╭─ Input

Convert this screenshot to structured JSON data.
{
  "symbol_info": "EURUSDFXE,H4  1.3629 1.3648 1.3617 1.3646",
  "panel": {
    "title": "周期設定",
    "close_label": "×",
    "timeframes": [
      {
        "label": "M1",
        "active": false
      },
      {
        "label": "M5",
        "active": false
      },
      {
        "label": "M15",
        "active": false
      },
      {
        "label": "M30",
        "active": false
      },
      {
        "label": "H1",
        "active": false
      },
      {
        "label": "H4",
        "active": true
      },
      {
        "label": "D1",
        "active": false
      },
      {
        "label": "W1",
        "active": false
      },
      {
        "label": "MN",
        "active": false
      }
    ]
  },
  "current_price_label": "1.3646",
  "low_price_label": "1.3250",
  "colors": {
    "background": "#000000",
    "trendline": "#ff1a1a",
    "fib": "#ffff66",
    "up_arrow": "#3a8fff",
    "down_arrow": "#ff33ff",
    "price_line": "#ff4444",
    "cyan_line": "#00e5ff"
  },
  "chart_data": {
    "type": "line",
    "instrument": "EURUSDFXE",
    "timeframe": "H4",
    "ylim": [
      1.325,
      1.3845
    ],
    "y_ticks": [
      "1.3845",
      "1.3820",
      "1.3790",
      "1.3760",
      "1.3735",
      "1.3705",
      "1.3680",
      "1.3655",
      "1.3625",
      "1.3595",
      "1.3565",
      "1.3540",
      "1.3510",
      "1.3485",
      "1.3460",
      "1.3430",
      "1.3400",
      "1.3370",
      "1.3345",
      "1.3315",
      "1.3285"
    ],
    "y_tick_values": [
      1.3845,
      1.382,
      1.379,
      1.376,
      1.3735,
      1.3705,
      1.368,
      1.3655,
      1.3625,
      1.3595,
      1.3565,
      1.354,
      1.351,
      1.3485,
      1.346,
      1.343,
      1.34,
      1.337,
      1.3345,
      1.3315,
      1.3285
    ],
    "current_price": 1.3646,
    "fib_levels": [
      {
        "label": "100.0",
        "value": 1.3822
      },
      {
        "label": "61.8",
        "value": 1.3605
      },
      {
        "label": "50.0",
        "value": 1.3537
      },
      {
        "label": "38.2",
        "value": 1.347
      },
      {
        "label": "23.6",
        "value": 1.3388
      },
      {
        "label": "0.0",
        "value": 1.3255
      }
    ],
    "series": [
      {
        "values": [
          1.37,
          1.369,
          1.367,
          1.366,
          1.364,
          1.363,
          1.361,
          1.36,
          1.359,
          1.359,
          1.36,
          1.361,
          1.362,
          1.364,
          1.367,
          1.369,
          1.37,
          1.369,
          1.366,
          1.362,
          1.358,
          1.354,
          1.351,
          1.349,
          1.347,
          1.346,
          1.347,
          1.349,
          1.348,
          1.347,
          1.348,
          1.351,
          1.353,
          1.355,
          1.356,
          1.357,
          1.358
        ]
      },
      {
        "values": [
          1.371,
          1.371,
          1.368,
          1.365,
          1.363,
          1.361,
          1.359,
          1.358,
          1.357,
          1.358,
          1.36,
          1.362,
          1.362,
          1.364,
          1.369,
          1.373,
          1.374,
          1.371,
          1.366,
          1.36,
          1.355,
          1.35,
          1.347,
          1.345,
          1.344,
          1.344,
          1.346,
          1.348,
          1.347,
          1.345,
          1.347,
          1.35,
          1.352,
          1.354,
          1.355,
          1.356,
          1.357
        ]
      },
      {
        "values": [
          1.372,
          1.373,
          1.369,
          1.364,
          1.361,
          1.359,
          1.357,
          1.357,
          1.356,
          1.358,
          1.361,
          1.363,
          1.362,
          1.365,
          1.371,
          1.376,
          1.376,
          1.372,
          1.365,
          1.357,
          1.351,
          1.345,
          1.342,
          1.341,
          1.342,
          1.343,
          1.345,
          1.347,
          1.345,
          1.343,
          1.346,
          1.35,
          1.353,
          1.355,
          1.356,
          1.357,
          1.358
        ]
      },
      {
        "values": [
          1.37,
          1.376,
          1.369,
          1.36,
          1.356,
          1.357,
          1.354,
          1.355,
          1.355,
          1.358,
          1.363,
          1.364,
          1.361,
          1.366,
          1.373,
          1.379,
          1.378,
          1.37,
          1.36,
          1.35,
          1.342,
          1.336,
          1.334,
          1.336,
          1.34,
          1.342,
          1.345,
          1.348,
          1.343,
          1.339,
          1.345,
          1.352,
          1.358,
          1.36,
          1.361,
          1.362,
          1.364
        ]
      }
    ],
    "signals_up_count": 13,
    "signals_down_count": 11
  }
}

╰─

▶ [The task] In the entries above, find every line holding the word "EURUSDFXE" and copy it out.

▶ [Result for this task]
  "symbol_info": "EURUSDFXE,H4  1.3629 1.3648 1.3617 1.3646",
    "instrument": "EURUSDFXE",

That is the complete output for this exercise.